> PROBLEM
Your task is to print every entry below exactly as given.

> GIVEN DATA
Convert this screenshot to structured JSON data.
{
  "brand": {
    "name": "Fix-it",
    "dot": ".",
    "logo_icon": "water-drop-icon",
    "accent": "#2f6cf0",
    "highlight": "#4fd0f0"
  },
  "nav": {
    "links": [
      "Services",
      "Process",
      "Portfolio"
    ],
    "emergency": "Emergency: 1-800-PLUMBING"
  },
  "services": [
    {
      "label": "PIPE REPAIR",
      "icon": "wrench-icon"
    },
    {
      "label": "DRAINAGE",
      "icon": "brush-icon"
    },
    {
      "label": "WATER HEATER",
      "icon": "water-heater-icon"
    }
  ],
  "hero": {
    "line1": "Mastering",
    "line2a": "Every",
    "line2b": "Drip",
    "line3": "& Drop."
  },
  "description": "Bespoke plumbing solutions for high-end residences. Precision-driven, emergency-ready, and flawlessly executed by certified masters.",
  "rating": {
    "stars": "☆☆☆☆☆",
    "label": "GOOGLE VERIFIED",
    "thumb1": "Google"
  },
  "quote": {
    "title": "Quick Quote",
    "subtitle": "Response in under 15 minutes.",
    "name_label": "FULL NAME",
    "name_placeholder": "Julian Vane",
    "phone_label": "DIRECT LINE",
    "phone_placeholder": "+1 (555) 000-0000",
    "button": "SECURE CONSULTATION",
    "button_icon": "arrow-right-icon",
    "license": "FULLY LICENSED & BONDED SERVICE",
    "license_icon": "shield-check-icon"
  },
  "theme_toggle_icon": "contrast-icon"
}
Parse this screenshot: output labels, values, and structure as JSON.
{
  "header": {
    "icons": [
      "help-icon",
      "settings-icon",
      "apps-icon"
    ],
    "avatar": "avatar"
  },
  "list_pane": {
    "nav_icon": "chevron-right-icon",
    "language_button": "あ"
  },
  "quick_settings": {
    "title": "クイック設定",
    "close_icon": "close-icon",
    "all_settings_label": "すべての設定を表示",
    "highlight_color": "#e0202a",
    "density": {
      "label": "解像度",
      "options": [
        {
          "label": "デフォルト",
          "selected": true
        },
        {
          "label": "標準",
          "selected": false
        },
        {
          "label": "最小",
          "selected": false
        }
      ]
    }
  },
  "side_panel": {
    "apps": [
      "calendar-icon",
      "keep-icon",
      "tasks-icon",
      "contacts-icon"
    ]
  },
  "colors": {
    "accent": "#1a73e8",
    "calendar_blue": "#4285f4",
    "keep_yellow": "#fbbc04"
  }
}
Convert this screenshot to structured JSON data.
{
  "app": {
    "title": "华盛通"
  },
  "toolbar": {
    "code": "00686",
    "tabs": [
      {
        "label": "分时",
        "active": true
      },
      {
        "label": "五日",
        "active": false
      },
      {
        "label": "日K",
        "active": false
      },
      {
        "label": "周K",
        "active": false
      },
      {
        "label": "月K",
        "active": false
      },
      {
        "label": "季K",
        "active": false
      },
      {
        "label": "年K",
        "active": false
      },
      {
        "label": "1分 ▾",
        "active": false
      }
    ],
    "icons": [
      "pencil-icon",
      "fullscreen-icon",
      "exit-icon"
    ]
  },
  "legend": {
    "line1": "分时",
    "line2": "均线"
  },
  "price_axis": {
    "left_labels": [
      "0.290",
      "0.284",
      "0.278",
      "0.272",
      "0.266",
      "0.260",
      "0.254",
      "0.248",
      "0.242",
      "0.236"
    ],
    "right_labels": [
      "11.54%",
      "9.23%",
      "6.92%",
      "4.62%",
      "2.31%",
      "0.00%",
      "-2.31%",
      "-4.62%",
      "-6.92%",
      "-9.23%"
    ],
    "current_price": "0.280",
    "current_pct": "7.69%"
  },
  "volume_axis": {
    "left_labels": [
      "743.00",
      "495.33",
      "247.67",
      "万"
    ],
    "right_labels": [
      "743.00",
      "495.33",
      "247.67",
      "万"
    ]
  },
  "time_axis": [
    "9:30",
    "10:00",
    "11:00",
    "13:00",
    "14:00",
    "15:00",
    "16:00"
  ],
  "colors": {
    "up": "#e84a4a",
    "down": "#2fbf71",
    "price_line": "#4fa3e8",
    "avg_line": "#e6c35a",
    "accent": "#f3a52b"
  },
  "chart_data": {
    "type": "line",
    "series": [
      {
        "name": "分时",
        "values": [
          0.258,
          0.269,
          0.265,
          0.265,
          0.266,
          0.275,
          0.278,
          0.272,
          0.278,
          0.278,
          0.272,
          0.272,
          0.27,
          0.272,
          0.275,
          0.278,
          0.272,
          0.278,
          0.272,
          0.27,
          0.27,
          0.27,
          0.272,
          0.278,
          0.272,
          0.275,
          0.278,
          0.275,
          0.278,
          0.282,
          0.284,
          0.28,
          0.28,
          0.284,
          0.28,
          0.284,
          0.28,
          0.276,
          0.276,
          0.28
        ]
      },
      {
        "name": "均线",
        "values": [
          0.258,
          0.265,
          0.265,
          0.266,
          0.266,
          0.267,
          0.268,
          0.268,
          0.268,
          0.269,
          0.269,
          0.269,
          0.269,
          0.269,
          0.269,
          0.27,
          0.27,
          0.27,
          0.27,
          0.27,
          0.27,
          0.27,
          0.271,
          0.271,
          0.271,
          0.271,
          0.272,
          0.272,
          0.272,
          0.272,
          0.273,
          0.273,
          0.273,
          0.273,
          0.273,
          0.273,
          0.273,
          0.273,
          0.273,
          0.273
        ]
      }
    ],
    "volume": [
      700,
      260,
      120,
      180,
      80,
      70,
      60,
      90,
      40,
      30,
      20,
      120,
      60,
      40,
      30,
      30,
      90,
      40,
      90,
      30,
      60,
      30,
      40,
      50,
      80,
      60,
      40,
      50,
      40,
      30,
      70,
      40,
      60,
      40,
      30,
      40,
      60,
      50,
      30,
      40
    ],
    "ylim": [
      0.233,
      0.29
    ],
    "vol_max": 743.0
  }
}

> RESPONSE AREA
Convert this screenshot to structured JSON data.
{
  "brand": {
    "name": "Fix-it",
    "dot": ".",
    "logo_icon": "water-drop-icon",
    "accent": "#2f6cf0",
    "highlight": "#4fd0f0"
  },
  "nav": {
    "links": [
      "Services",
      "Process",
      "Portfolio"
    ],
    "emergency": "Emergency: 1-800-PLUMBING"
  },
  "services": [
    {
      "label": "PIPE REPAIR",
      "icon": "wrench-icon"
    },
    {
      "label": "DRAINAGE",
      "icon": "brush-icon"
    },
    {
      "label": "WATER HEATER",
      "icon": "water-heater-icon"
    }
  ],
  "hero": {
    "line1": "Mastering",
    "line2a": "Every",
    "line2b": "Drip",
    "line3": "& Drop."
  },
  "description": "Bespoke plumbing solutions for high-end residences. Precision-driven, emergency-ready, and flawlessly executed by certified masters.",
  "rating": {
    "stars": "☆☆☆☆☆",
    "label": "GOOGLE VERIFIED",
    "thumb1": "Google"
  },
  "quote": {
    "title": "Quick Quote",
    "subtitle": "Response in under 15 minutes.",
    "name_label": "FULL NAME",
    "name_placeholder": "Julian Vane",
    "phone_label": "DIRECT LINE",
    "phone_placeholder": "+1 (555) 000-0000",
    "button": "SECURE CONSULTATION",
    "button_icon": "arrow-right-icon",
    "license": "FULLY LICENSED & BONDED SERVICE",
    "license_icon": "shield-check-icon"
  },
  "theme_toggle_icon": "contrast-icon"
}
Parse this screenshot: output labels, values, and structure as JSON.
{
  "header": {
    "icons": [
      "help-icon",
      "settings-icon",
      "apps-icon"
    ],
    "avatar": "avatar"
  },
  "list_pane": {
    "nav_icon": "chevron-right-icon",
    "language_button": "あ"
  },
  "quick_settings": {
    "title": "クイック設定",
    "close_icon": "close-icon",
    "all_settings_label": "すべての設定を表示",
    "highlight_color": "#e0202a",
    "density": {
      "label": "解像度",
      "options": [
        {
          "label": "デフォルト",
          "selected": true
        },
        {
          "label": "標準",
          "selected": false
        },
        {
          "label": "最小",
          "selected": false
        }
      ]
    }
  },
  "side_panel": {
    "apps": [
      "calendar-icon",
      "keep-icon",
      "tasks-icon",
      "contacts-icon"
    ]
  },
  "colors": {
    "accent": "#1a73e8",
    "calendar_blue": "#4285f4",
    "keep_yellow": "#fbbc04"
  }
}
Convert this screenshot to structured JSON data.
{
  "app": {
    "title": "华盛通"
  },
  "toolbar": {
    "code": "00686",
    "tabs": [
      {
        "label": "分时",
        "active": true
      },
      {
        "label": "五日",
        "active": false
      },
      {
        "label": "日K",
        "active": false
      },
      {
        "label": "周K",
        "active": false
      },
      {
        "label": "月K",
        "active": false
      },
      {
        "label": "季K",
        "active": false
      },
      {
        "label": "年K",
        "active": false
      },
      {
        "label": "1分 ▾",
        "active": false
      }
    ],
    "icons": [
      "pencil-icon",
      "fullscreen-icon",
      "exit-icon"
    ]
  },
  "legend": {
    "line1": "分时",
    "line2": "均线"
  },
  "price_axis": {
    "left_labels": [
      "0.290",
      "0.284",
      "0.278",
      "0.272",
      "0.266",
      "0.260",
      "0.254",
      "0.248",
      "0.242",
      "0.236"
    ],
    "right_labels": [
      "11.54%",
      "9.23%",
      "6.92%",
      "4.62%",
      "2.31%",
      "0.00%",
      "-2.31%",
      "-4.62%",
      "-6.92%",
      "-9.23%"
    ],
    "current_price": "0.280",
    "current_pct": "7.69%"
  },
  "volume_axis": {
    "left_labels": [
      "743.00",
      "495.33",
      "247.67",
      "万"
    ],
    "right_labels": [
      "743.00",
      "495.33",
      "247.67",
      "万"
    ]
  },
  "time_axis": [
    "9:30",
    "10:00",
    "11:00",
    "13:00",
    "14:00",
    "15:00",
    "16:00"
  ],
  "colors": {
    "up": "#e84a4a",
    "down": "#2fbf71",
    "price_line": "#4fa3e8",
    "avg_line": "#e6c35a",
    "accent": "#f3a52b"
  },
  "chart_data": {
    "type": "line",
    "series": [
      {
        "name": "分时",
        "values": [
          0.258,
          0.269,
          0.265,
          0.265,
          0.266,
          0.275,
          0.278,
          0.272,
          0.278,
          0.278,
          0.272,
          0.272,
          0.27,
          0.272,
          0.275,
          0.278,
          0.272,
          0.278,
          0.272,
          0.27,
          0.27,
          0.27,
          0.272,
          0.278,
          0.272,
          0.275,
          0.278,
          0.275,
          0.278,
          0.282,
          0.284,
          0.28,
          0.28,
          0.284,
          0.28,
          0.284,
          0.28,
          0.276,
          0.276,
          0.28
        ]
      },
      {
        "name": "均线",
        "values": [
          0.258,
          0.265,
          0.265,
          0.266,
          0.266,
          0.267,
          0.268,
          0.268,
          0.268,
          0.269,
          0.269,
          0.269,
          0.269,
          0.269,
          0.269,
          0.27,
          0.27,
          0.27,
          0.27,
          0.27,
          0.27,
          0.27,
          0.271,
          0.271,
          0.271,
          0.271,
          0.272,
          0.272,
          0.272,
          0.272,
          0.273,
          0.273,
          0.273,
          0.273,
          0.273,
          0.273,
          0.273,
          0.273,
          0.273,
          0.273
        ]
      }
    ],
    "volume": [
      700,
      260,
      120,
      180,
      80,
      70,
      60,
      90,
      40,
      30,
      20,
      120,
      60,
      40,
      30,
      30,
      90,
      40,
      90,
      30,
      60,
      30,
      40,
      50,
      80,
      60,
      40,
      50,
      40,
      30,
      70,
      40,
      60,
      40,
      30,
      40,
      60,
      50,
      30,
      40
    ],
    "ylim": [
      0.233,
      0.29
    ],
    "vol_max": 743.0
  }
}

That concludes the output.